And so it was in 1901 that the Lexington Country Club organized with a site selected along Paris Pike. In 1907, the house that was utilized for the clubhouse was reinvented by the Columbus, Ohio architecture firm Richards, McCarty & Bulford whose work features prominently elsewhere in Lexington. The landscape architects of the Olmsted Brothers firm worked on improvements to the property. The facilities finally opened in October 1907 to a gala event.

Lexington Country Club prior to the 1925 fire. UK Libraries

Fire and Rebirth

Eighteen years later – on October 19, 1925 – the clubhouse caught fire. Schoolchildren from the Falconer school across the road helped to remove furnishings before the fire became too strong while firefighters from Lexington were dispatched. Despite the effort, the clubhouse was a total loss then measured at only $50,000. The decision was made to rebuild at once.

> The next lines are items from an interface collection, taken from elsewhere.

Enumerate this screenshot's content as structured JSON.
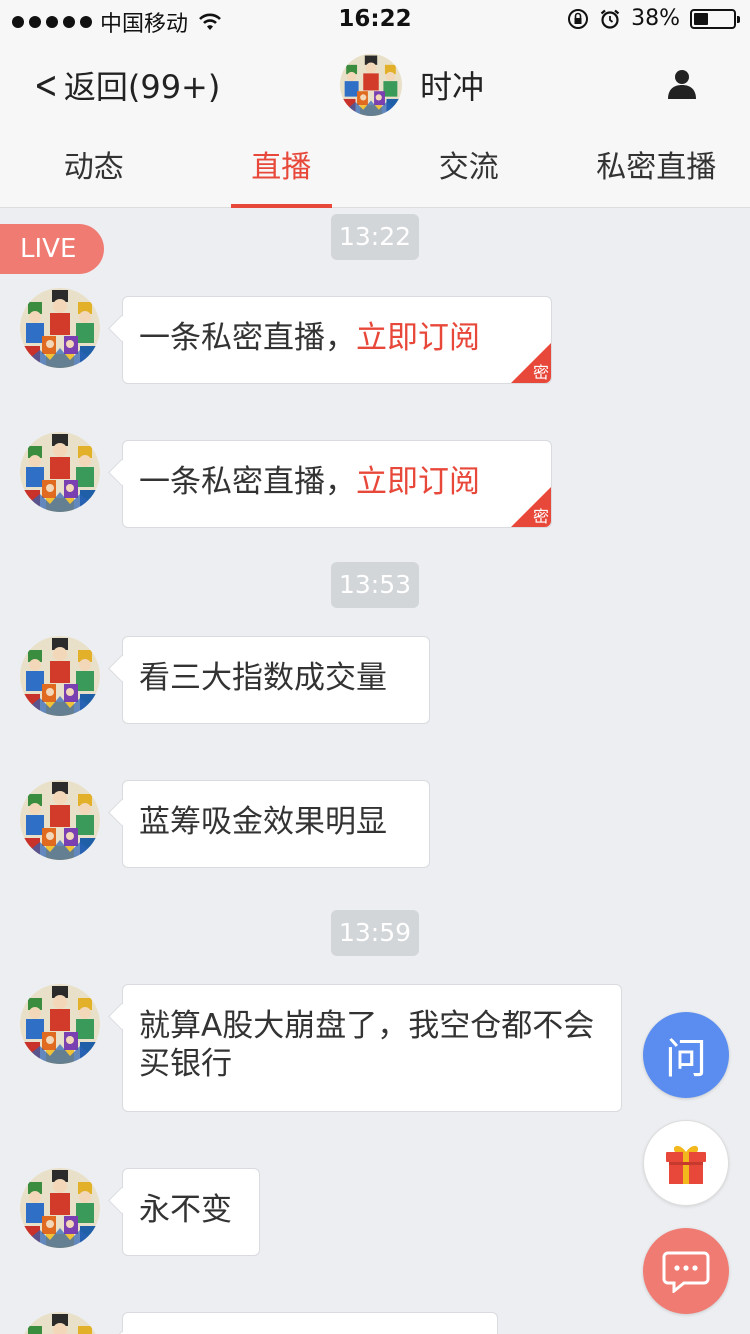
{
  "status_bar": {
    "carrier": "中国移动",
    "time": "16:22",
    "battery_percent": "38%",
    "battery_level": 0.38
  },
  "nav": {
    "back_label": "返回(99+)",
    "title": "时冲"
  },
  "tabs": [
    {
      "label": "动态",
      "active": false
    },
    {
      "label": "直播",
      "active": true
    },
    {
      "label": "交流",
      "active": false
    },
    {
      "label": "私密直播",
      "active": false
    }
  ],
  "live_badge": "LIVE",
  "timestamps": [
    "13:22",
    "13:53",
    "13:59"
  ],
  "messages": [
    {
      "text": "一条私密直播，",
      "link": "立即订阅",
      "tag": "密"
    },
    {
      "text": "一条私密直播，",
      "link": "立即订阅",
      "tag": "密"
    },
    {
      "text": "看三大指数成交量"
    },
    {
      "text": "蓝筹吸金效果明显"
    },
    {
      "text": "就算A股大崩盘了，我空仓都不会买银行"
    },
    {
      "text": "永不变"
    }
  ],
  "fabs": {
    "ask_label": "问",
    "ask_color": "#5a8def",
    "gift_icon": "gift-icon",
    "chat_icon": "chat-bubble-icon",
    "chat_color": "#f07b72"
  },
  "colors": {
    "accent": "#e8483a",
    "live": "#f07b72",
    "background": "#eceef1"
  }
}
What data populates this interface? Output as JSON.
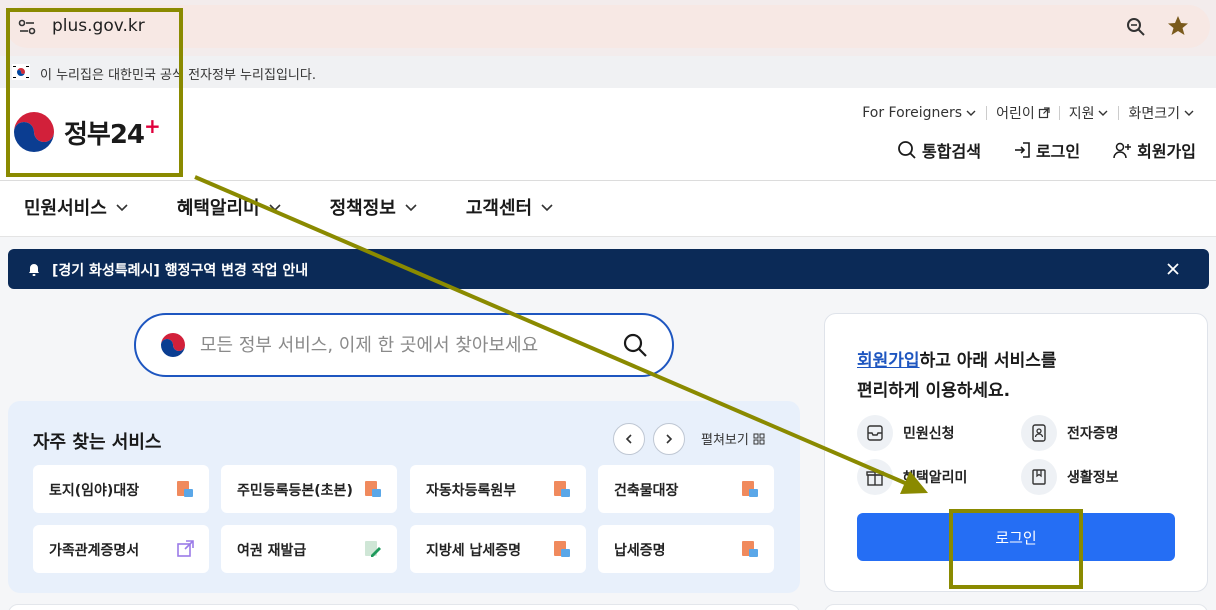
{
  "browser": {
    "url": "plus.gov.kr"
  },
  "official_banner": {
    "text": "이 누리집은 대한민국 공식 전자정부 누리집입니다."
  },
  "header": {
    "logo_text": "정부",
    "logo_number": "24",
    "logo_plus": "+",
    "util_links": [
      {
        "label": "For Foreigners"
      },
      {
        "label": "어린이"
      },
      {
        "label": "지원"
      },
      {
        "label": "화면크기"
      }
    ],
    "actions": [
      {
        "label": "통합검색",
        "icon": "search-icon"
      },
      {
        "label": "로그인",
        "icon": "login-icon"
      },
      {
        "label": "회원가입",
        "icon": "user-plus-icon"
      }
    ]
  },
  "gnb": {
    "menus": [
      {
        "label": "민원서비스"
      },
      {
        "label": "혜택알리미"
      },
      {
        "label": "정책정보"
      },
      {
        "label": "고객센터"
      }
    ]
  },
  "notice": {
    "text": "[경기 화성특례시] 행정구역 변경 작업 안내"
  },
  "search": {
    "placeholder": "모든 정부 서비스, 이제 한 곳에서 찾아보세요"
  },
  "frequent": {
    "title": "자주 찾는 서비스",
    "expand_label": "펼쳐보기",
    "services": [
      {
        "label": "토지(임야)대장",
        "icon": "pdf-doc-icon"
      },
      {
        "label": "주민등록등본(초본)",
        "icon": "pdf-doc-icon"
      },
      {
        "label": "자동차등록원부",
        "icon": "pdf-doc-icon"
      },
      {
        "label": "건축물대장",
        "icon": "pdf-doc-icon"
      },
      {
        "label": "가족관계증명서",
        "icon": "external-link-icon"
      },
      {
        "label": "여권 재발급",
        "icon": "edit-doc-icon"
      },
      {
        "label": "지방세 납세증명",
        "icon": "pdf-doc-icon"
      },
      {
        "label": "납세증명",
        "icon": "pdf-doc-icon"
      }
    ]
  },
  "login_box": {
    "signup_link": "회원가입",
    "message_rest": "하고 아래 서비스를",
    "message_line2": "편리하게 이용하세요.",
    "features": [
      {
        "label": "민원신청",
        "icon": "inbox-icon"
      },
      {
        "label": "전자증명",
        "icon": "id-card-icon"
      },
      {
        "label": "혜택알리미",
        "icon": "gift-icon"
      },
      {
        "label": "생활정보",
        "icon": "bookmark-icon"
      }
    ],
    "login_button": "로그인"
  },
  "colors": {
    "brand_blue": "#256ef4",
    "notice_navy": "#0b2a57",
    "annotation": "#8a8a00"
  }
}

At the time of the fire, the club’s board was considering what to do with its facility and how it might grow its physical space. Had they deliberated for just a few years longer without the intervening fire, it is a worthy question to ask would the club have survived had the fire come just a few years later? The Great Depression arose following Black Friday four years and ten days following the fire that consumed LCC.

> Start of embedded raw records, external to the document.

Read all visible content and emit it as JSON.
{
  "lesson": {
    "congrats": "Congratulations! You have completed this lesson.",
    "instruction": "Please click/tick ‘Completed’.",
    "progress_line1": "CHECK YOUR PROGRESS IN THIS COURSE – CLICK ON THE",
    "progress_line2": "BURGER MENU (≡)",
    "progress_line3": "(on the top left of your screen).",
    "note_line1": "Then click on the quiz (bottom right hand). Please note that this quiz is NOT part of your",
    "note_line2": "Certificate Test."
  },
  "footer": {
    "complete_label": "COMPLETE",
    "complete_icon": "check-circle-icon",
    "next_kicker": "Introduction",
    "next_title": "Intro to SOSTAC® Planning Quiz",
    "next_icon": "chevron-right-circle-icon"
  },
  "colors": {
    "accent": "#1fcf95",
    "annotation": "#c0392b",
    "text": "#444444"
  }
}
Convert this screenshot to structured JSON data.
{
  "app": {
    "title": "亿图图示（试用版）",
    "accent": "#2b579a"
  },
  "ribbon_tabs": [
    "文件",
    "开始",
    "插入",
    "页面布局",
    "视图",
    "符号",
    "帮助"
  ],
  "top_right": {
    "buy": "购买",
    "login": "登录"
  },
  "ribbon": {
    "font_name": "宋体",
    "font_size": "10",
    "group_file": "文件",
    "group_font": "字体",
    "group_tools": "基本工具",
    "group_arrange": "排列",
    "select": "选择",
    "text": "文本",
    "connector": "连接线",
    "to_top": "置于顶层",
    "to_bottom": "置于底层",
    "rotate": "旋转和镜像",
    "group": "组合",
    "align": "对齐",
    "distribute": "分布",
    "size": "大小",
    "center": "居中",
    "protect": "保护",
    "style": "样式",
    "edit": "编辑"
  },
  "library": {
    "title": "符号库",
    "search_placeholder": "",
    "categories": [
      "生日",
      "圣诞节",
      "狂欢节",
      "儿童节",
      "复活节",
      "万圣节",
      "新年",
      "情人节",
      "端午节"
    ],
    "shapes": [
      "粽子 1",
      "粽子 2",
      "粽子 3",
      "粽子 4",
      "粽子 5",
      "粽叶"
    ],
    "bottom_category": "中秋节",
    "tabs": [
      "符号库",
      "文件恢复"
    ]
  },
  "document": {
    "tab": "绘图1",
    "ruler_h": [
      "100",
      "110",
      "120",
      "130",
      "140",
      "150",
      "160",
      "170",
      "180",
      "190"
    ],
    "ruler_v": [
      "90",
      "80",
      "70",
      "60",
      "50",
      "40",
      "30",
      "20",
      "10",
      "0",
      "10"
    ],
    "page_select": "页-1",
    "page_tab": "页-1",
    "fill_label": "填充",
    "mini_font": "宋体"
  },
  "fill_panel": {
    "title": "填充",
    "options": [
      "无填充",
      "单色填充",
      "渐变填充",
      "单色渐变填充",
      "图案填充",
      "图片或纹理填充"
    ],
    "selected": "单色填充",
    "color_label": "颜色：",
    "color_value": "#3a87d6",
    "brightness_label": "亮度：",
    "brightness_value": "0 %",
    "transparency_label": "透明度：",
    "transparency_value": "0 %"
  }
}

Instead, the fire occurred during the throes of the Roaring Twenties and its grand reopening was realized in June, 1926.  With its new facilities in place, the financial hardships brought on by the Depression and the Second World War were weathered by the club.

Marion Miley

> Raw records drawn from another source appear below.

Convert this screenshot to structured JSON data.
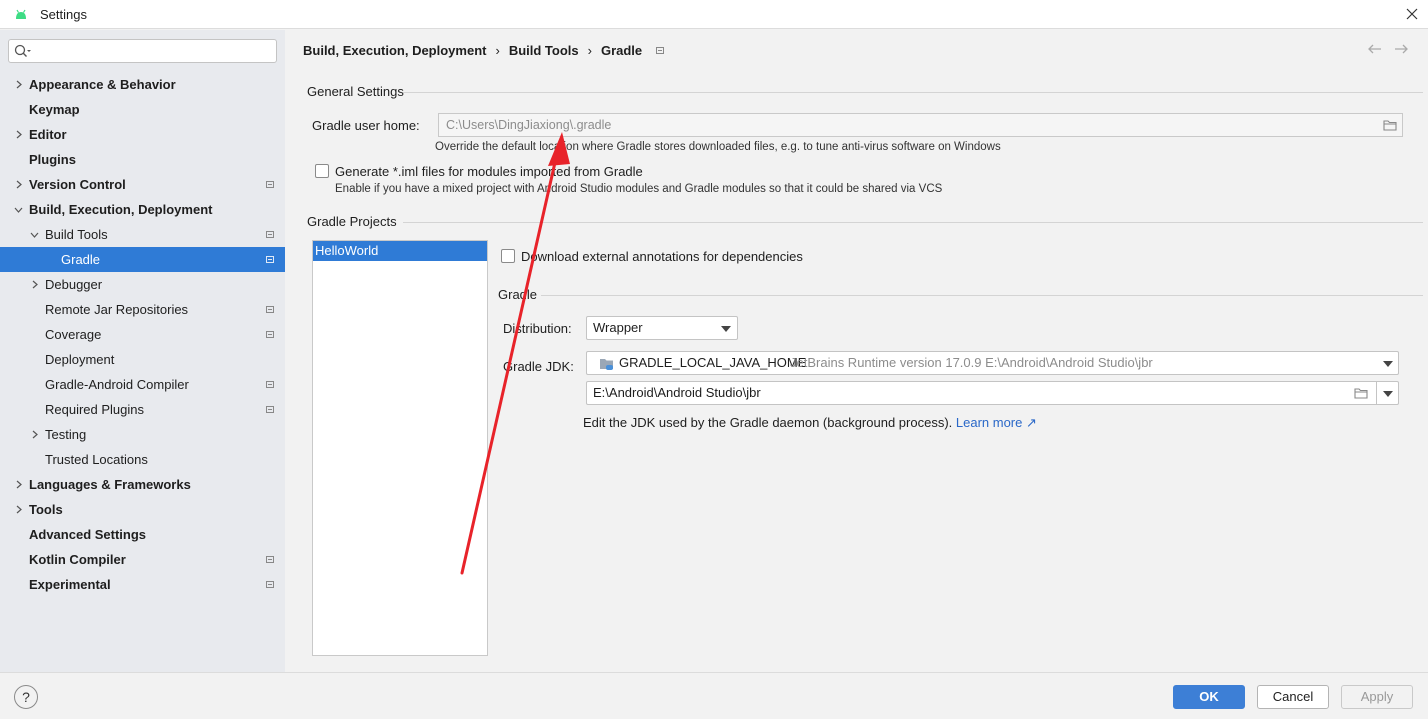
{
  "window": {
    "title": "Settings"
  },
  "search": {
    "placeholder": "",
    "value": ""
  },
  "sidebar": {
    "items": [
      {
        "label": "Appearance & Behavior"
      },
      {
        "label": "Keymap"
      },
      {
        "label": "Editor"
      },
      {
        "label": "Plugins"
      },
      {
        "label": "Version Control"
      },
      {
        "label": "Build, Execution, Deployment"
      },
      {
        "label": "Build Tools"
      },
      {
        "label": "Gradle"
      },
      {
        "label": "Debugger"
      },
      {
        "label": "Remote Jar Repositories"
      },
      {
        "label": "Coverage"
      },
      {
        "label": "Deployment"
      },
      {
        "label": "Gradle-Android Compiler"
      },
      {
        "label": "Required Plugins"
      },
      {
        "label": "Testing"
      },
      {
        "label": "Trusted Locations"
      },
      {
        "label": "Languages & Frameworks"
      },
      {
        "label": "Tools"
      },
      {
        "label": "Advanced Settings"
      },
      {
        "label": "Kotlin Compiler"
      },
      {
        "label": "Experimental"
      }
    ]
  },
  "breadcrumb": {
    "part1": "Build, Execution, Deployment",
    "sep": "›",
    "part2": "Build Tools",
    "part3": "Gradle"
  },
  "general": {
    "title": "General Settings",
    "user_home_label": "Gradle user home:",
    "user_home_value": "C:\\Users\\DingJiaxiong\\.gradle",
    "user_home_hint": "Override the default location where Gradle stores downloaded files, e.g. to tune anti-virus software on Windows",
    "iml_label": "Generate *.iml files for modules imported from Gradle",
    "iml_hint": "Enable if you have a mixed project with Android Studio modules and Gradle modules so that it could be shared via VCS"
  },
  "projects": {
    "title": "Gradle Projects",
    "items": [
      "HelloWorld"
    ],
    "download_annotations_label": "Download external annotations for dependencies"
  },
  "gradle": {
    "title": "Gradle",
    "distribution_label": "Distribution:",
    "distribution_value": "Wrapper",
    "jdk_label": "Gradle JDK:",
    "jdk_name": "GRADLE_LOCAL_JAVA_HOME",
    "jdk_detail": "JetBrains Runtime version 17.0.9 E:\\Android\\Android Studio\\jbr",
    "jdk_path": "E:\\Android\\Android Studio\\jbr",
    "jdk_hint": "Edit the JDK used by the Gradle daemon (background process).",
    "learn_more": "Learn more ↗"
  },
  "footer": {
    "help": "?",
    "ok": "OK",
    "cancel": "Cancel",
    "apply": "Apply"
  },
  "colors": {
    "accent": "#2f7bd6",
    "annotation_arrow": "#e8232a"
  }
}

None of these days, however, are the most remembered in club history. Instead, that honor is reserved for a more ghastly date: September 28, 1941.

In the early morning hours on that fall day, burglars broke into the Lexington Country Club hoping to retrieve money in the house which had been received during an event at the club earlier in the evening.

Miley arrived at the club as a resident on the club’s second floor when she was just 16: her father became the club’s golf pro and her mother managed the office. Though her father took a similar position in Cincinnati, both Marion Miley and her mother remained in Lexington. Miley’s golf game flourished winning many tournaments in the 1930s. By 1939, she was ranked #2 among amateur women golfers in the United States.

Marion Miley and Lexington Mayor Charles Thompson in 1935 on the steps of the old municipal building. UK Libraries.

But on that fateful evening it was found that Marion heard the noise downstairs when she went to the door of the second floor apartments she shared with her mother. At the door, she was met by her assailant and she was shot at close range.

Though the floor has since been replaced and the second floor remodeled, the spot where Marion Miley fell can be seen in the club’s ladies locker room. The legacy of Marion Miley, however, is best represented in a room that bears her name and contains mementos from her life. Additionally, an annual memorial tournament is held in the club in her honor.

The Club’s Ballroom in February 2016. Author’s Collection

A Post-War Evolution

Following the Second World War, the club evolved once again. Many members left to join the newly reorganized Idle Hour Country Club nearer to town on Richmond Road. Meanwhile, the Lexington Country Club took a more “family” approach with the addition of a swimming pool and other expansions. Today, its modern facilities enclosed within the heart of a space built in the 1920s create a welcoming environment for members and their guests.

On Wednesday, March 3, the Blue Grass Trust for Historic Preservation’s monthly deTours program will highlight the historic Lexington Country Club with a tour that is – as it is each month – free and open to the public. Additional details are available on Facebook.

Much of the information about the Lexington Country Club provided in this post was derived from the book, Lexington Country Club: A History of the First One Hundred years 1901-2001 by Rick Smoot (2004).